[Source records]
........

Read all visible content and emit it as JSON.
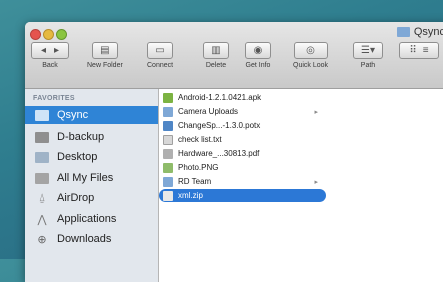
{
  "window": {
    "title": "Qsync"
  },
  "toolbar": {
    "back_label": "Back",
    "new_folder_label": "New Folder",
    "connect_label": "Connect",
    "delete_label": "Delete",
    "get_info_label": "Get Info",
    "quick_look_label": "Quick Look",
    "path_label": "Path"
  },
  "sidebar": {
    "heading": "FAVORITES",
    "items": [
      {
        "label": "Qsync",
        "icon": "folder-icon",
        "selected": true
      },
      {
        "label": "D-backup",
        "icon": "disk-icon"
      },
      {
        "label": "Desktop",
        "icon": "folder-icon"
      },
      {
        "label": "All My Files",
        "icon": "files-icon"
      },
      {
        "label": "AirDrop",
        "icon": "airdrop-icon"
      },
      {
        "label": "Applications",
        "icon": "applications-icon"
      },
      {
        "label": "Downloads",
        "icon": "downloads-icon"
      }
    ]
  },
  "files": [
    {
      "name": "Android-1.2.1.0421.apk",
      "icon": "apk-file-icon"
    },
    {
      "name": "Camera Uploads",
      "icon": "folder-icon",
      "is_folder": true
    },
    {
      "name": "ChangeSp...-1.3.0.potx",
      "icon": "potx-file-icon"
    },
    {
      "name": "check list.txt",
      "icon": "txt-file-icon"
    },
    {
      "name": "Hardware_...30813.pdf",
      "icon": "pdf-file-icon"
    },
    {
      "name": "Photo.PNG",
      "icon": "image-file-icon"
    },
    {
      "name": "RD Team",
      "icon": "folder-icon",
      "is_folder": true
    },
    {
      "name": "xml.zip",
      "icon": "zip-file-icon",
      "selected": true
    }
  ],
  "colors": {
    "selection": "#2f84d6",
    "sidebar_bg": "#e2e7ed",
    "desktop": "#2f7e8f"
  }
}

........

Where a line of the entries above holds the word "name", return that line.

WRITTEN SOLUTION:
      "name": "Android-1.2.1.0421.apk",
      "name": "Camera Uploads",
      "name": "ChangeSp...-1.3.0.potx",
      "name": "check list.txt",
      "name": "Hardware_...30813.pdf",
      "name": "Photo.PNG",
      "name": "RD Team",
      "name": "xml.zip",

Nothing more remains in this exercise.